|Cooperative Classification||A61F2/915, A61F2/91, A61F2002/91541, A61F2002/91558, A61F2250/0098, A61F2230/0054|
|European Classification||A61F2/91, A61F2/915|
|Oct 23, 1998||AS||Assignment|
Owner name: MEDTRONIC, INC., MINNESOTA
Free format text: ASSIGNMENT OF ASSIGNORS INTEREST;ASSIGNOR:VERBEEK, MARCEL A.E.;REEL/FRAME:009535/0486
Effective date: 19981021
|Jul 6, 2004||CC||Certificate of correction|
|Jun 30, 2005||FPAY||Fee payment|
Year of fee payment: 4
|Jun 22, 2009||FPAY||Fee payment|
Year of fee payment: 8

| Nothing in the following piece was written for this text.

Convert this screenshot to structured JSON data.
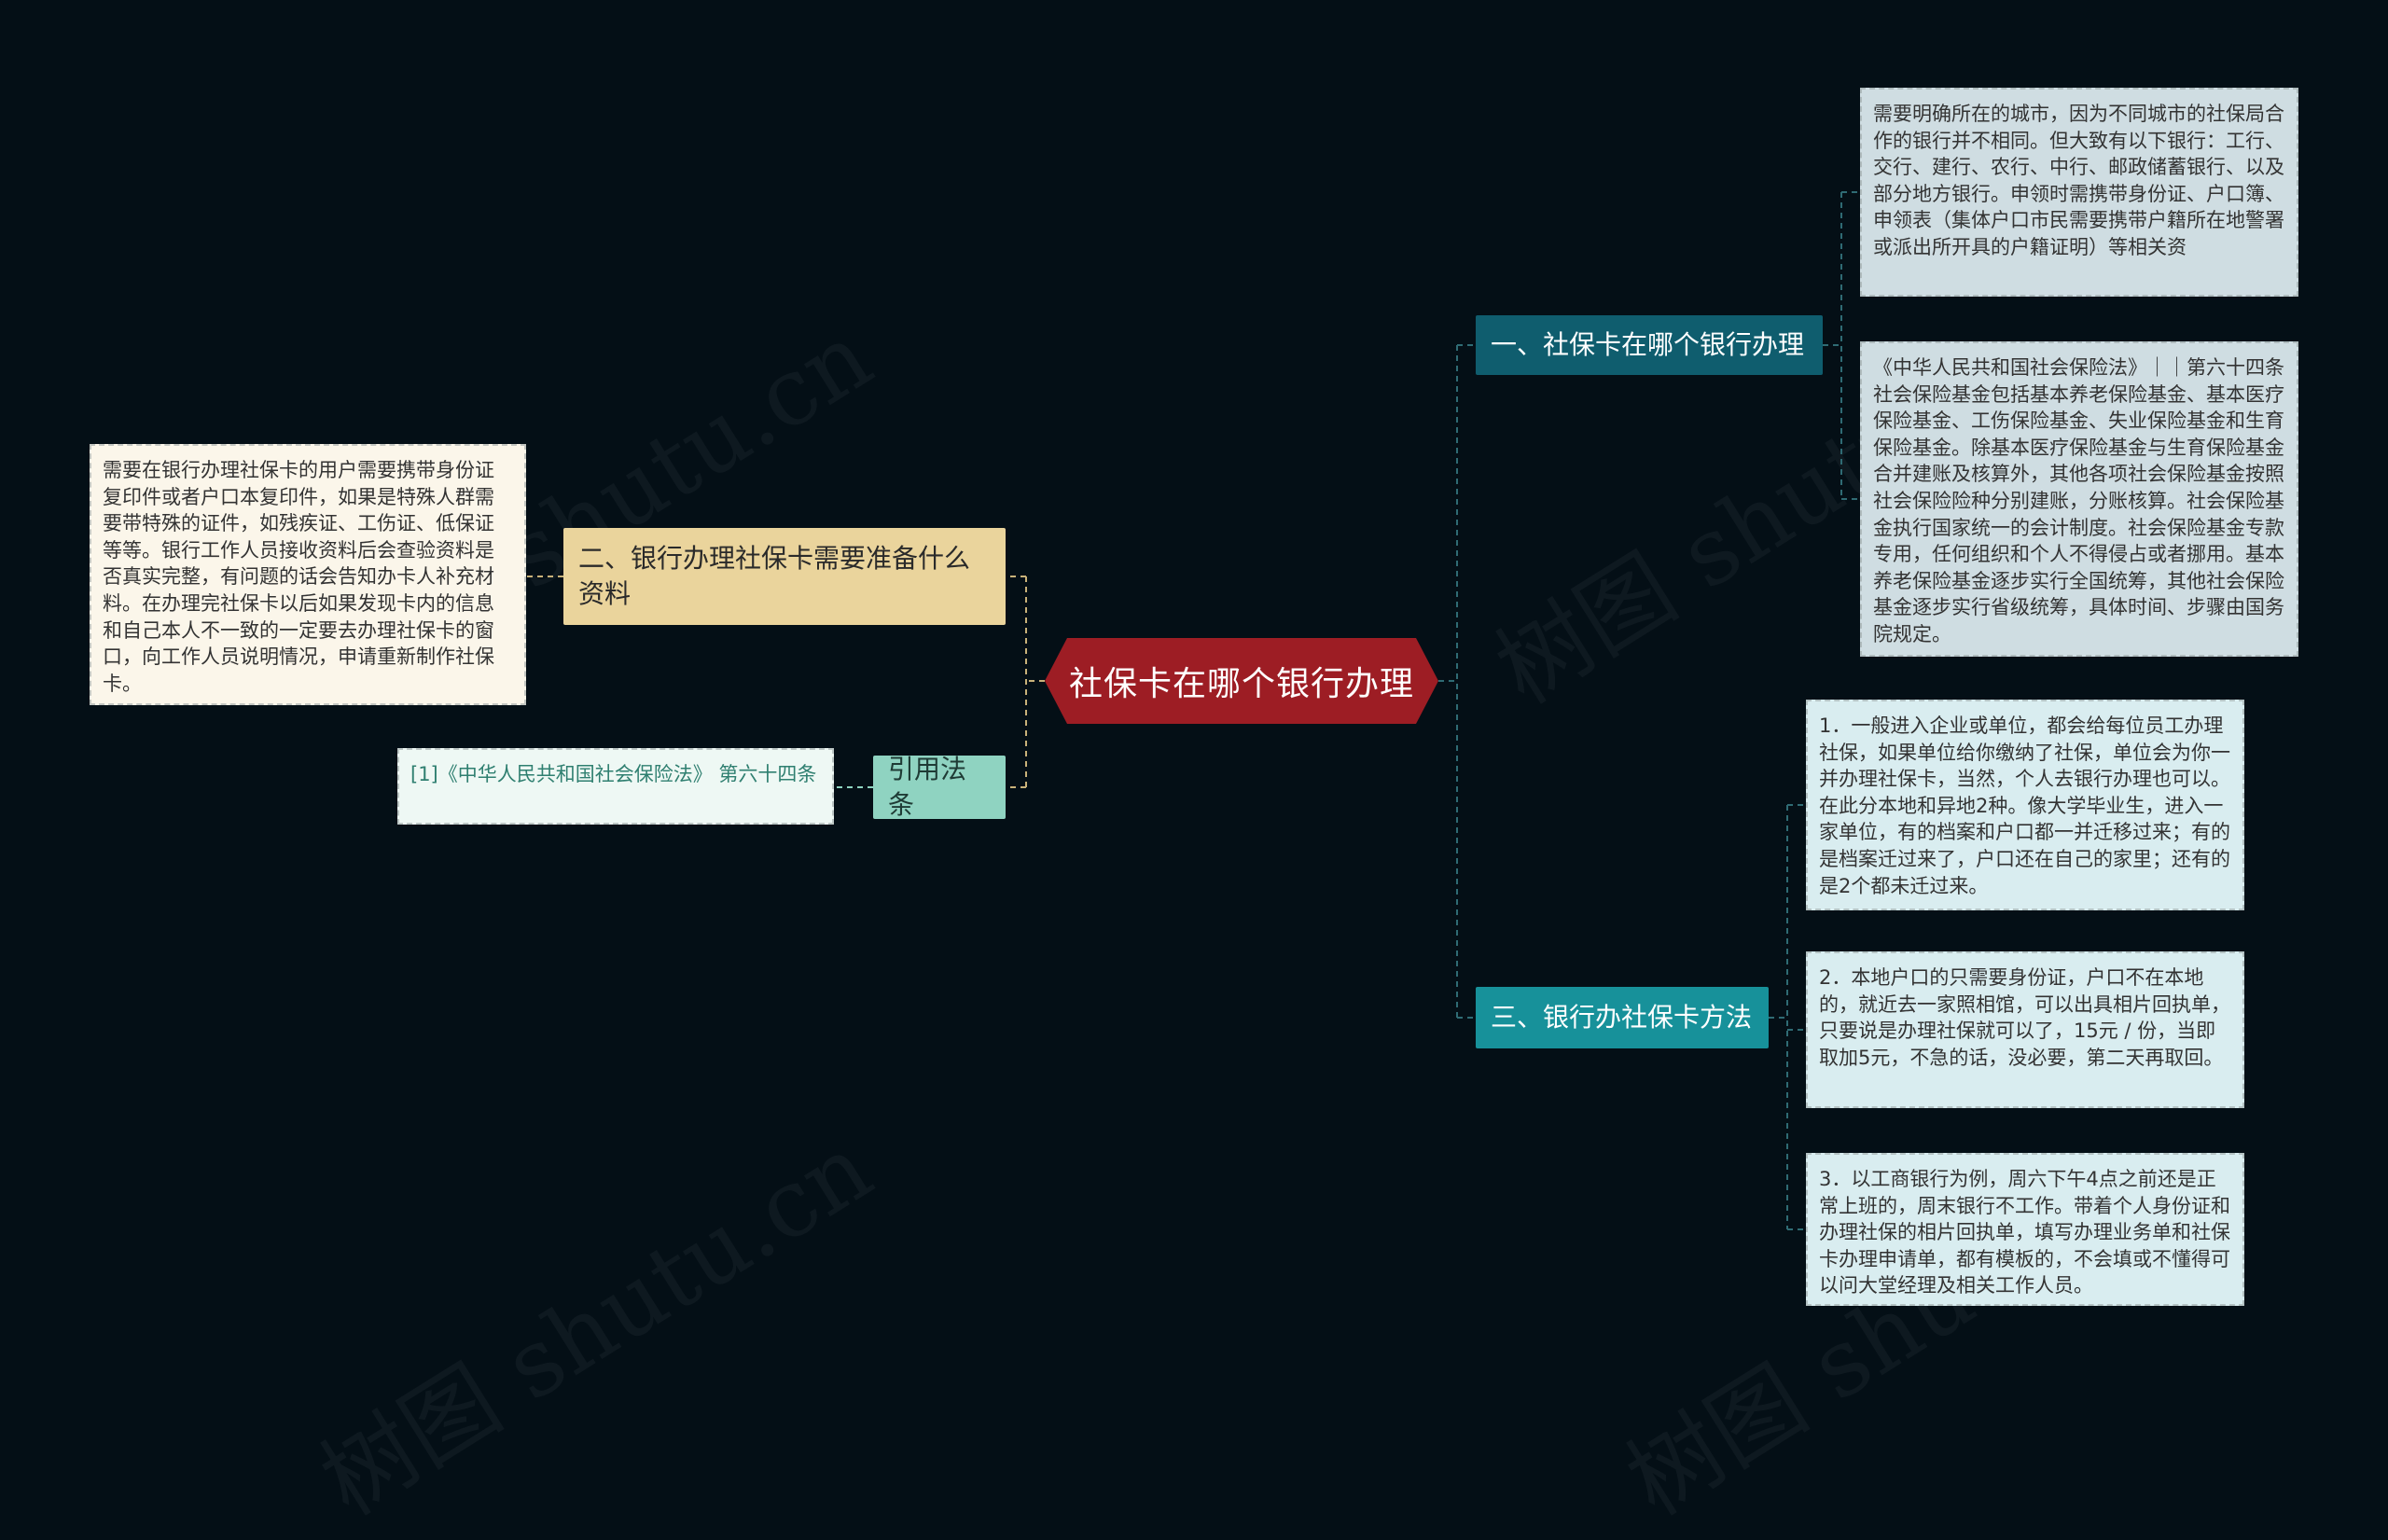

|Mar 14, 2013||FPAY||Fee payment|
Year of fee payment: 12